When my children were younger, they had the opportunity to participate in an opera scenes production at the University of Tulsa. I was working there as a staff accompanist at that time and we needed “three spirits” for our production of Mozart’s Magic Flute. Well, it was quite an experience. Our oldest son Robert followed directions perfectly, as did our daughter Rachel. But we couldn’t help chuckling as Rachel kept our youngest, Ryan, in line. Invariably he would stray from their practiced path, and little mama Rachel would gently guide him back. As a result, Ryan was nicknamed the “wandering spirit.”
I think about that often, as he is now a 6’3, 17-year-old senior in high school. Others in our family often refer to Ryan as a free spirit. He is our artist, always imaginative, his mind always moving full speed ahead with constant ideas and images. I love viewing and sharing his work and look forward to seeing where life takes him.
There was a time, however, when I’m not sure we did our best to encourage that creativity. Ryan was that kid in school teachers often thought was not paying attention. “Easily distracted in class” was a common conference theme. His backpack was always filled with drawings, on whatever paper he could find. Art covered homework, though most of the time completed, was not always turned in. Many clean-out sessions and lectures were held at the kitchen table.
I remember saying things like, “You have to stop drawing all the time at school! You’ve got to focus on your work!” We were trying to be good parents, making sure his grades matched his ability. After all, grades would help with college. Of course, we had no idea what he might do in the future, but we wanted to help him be prepared. We pushed him to work harder, and the early high school years were a challenge. Of course Ryan, in his “wandering spirit” way didn’t seem to be concerned.
All children are different. Each with their own interests and personality which need to be cultivated. As educators, my husband and I would both readily agree. But as parents, it’s not always easy to apply that knowledge when it comes to our own children. For our first two children, school work wasn’t an issue. Of course, they were not perfect but did learn how to “do school” early on. Very few reminders were needed. Ryan was another story. Don’t get me wrong, he was not rebellious or a bad student. He just had his own way of doing things and needed a little extra guidance.

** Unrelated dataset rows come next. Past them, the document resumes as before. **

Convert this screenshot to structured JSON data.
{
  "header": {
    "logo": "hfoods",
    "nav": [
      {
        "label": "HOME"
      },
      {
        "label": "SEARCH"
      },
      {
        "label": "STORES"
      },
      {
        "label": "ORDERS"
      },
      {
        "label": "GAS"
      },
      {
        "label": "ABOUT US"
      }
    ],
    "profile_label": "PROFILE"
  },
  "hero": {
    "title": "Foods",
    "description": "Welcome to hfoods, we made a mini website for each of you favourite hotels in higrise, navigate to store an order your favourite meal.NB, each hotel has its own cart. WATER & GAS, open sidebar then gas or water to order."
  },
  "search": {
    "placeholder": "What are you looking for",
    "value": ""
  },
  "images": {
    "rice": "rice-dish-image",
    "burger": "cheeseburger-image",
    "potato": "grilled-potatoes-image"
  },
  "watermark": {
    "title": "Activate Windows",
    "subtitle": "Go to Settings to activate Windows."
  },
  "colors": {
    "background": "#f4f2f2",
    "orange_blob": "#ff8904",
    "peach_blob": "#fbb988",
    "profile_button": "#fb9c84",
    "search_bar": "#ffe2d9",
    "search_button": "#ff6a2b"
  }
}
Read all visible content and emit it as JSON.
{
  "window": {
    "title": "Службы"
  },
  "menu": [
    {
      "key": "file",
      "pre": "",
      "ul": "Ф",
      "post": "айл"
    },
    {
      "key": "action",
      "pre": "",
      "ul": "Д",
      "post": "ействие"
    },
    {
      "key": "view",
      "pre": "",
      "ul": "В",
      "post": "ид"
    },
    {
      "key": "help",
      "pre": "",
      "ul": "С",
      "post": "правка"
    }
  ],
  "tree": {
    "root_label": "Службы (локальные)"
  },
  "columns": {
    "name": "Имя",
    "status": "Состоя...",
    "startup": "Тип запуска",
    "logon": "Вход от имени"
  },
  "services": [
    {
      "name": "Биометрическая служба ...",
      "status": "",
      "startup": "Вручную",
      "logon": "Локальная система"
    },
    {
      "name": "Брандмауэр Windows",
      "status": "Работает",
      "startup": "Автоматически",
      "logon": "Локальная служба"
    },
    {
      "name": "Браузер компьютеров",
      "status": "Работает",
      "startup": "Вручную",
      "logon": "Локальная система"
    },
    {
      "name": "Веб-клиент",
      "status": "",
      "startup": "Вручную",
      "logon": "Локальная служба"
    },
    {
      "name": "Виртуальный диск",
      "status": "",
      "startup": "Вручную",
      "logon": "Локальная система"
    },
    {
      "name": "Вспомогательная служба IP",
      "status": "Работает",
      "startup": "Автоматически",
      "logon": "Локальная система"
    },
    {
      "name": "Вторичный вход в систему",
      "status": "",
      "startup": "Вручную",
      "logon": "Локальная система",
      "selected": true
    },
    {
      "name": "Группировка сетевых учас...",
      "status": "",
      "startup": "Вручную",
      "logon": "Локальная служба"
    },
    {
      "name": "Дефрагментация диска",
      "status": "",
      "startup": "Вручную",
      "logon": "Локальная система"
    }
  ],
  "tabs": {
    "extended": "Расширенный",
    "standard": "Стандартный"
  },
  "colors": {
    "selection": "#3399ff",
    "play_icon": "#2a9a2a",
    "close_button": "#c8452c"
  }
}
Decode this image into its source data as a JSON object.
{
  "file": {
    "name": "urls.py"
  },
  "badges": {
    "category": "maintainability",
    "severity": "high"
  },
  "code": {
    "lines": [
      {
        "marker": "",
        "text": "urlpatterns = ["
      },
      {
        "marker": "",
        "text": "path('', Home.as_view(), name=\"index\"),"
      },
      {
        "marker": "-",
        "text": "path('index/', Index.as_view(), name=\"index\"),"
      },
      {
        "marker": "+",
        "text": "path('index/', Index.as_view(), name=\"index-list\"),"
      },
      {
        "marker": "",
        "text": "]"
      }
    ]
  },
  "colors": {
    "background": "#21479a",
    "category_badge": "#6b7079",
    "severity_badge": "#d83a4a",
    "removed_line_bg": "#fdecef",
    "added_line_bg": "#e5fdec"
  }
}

His junior year of high school, it was like a light switch flipped. The previous summer he had been doing a lot of drawing. We had gotten him a digital drawing tablet to connect to his laptop, and he asked to take a summer art class. He also received some animation software as a gift from his brother. Now we were encouraging his true passion. Those experiences along with helping him create a class schedule which included some virtual hours gave Ryan the freedom he needed for success. It was his best school year yet!
This current summer he is once again taking an art class. The time and effort he spends on his artwork continue to increase. His creativity amazes me. I’m so proud of him and his commitment to his work. As we approach his senior year of high school, there is no question where his interests lie, and it is exciting to hear him talk about studying animation after graduation. I’m thankful that we did not miss the chance to encourage Ryan’s imagination.
It is tempting to think our children should fit into a perfect mold like little soldiers always walking a straight line. What a boring world that would make! Yes, there is a need for discipline and structure. Just not at the expense of creativity and purpose.
I want my “wandering spirit” to continue traveling his own path. He is very comfortable in his own skin, and I never want that to change. No matter how far his wanderings may take him, I hope he finds time to make his way back home. And never forgets how much we love him—exactly the way he is.
Check out more of his work on Instagram–numbskull19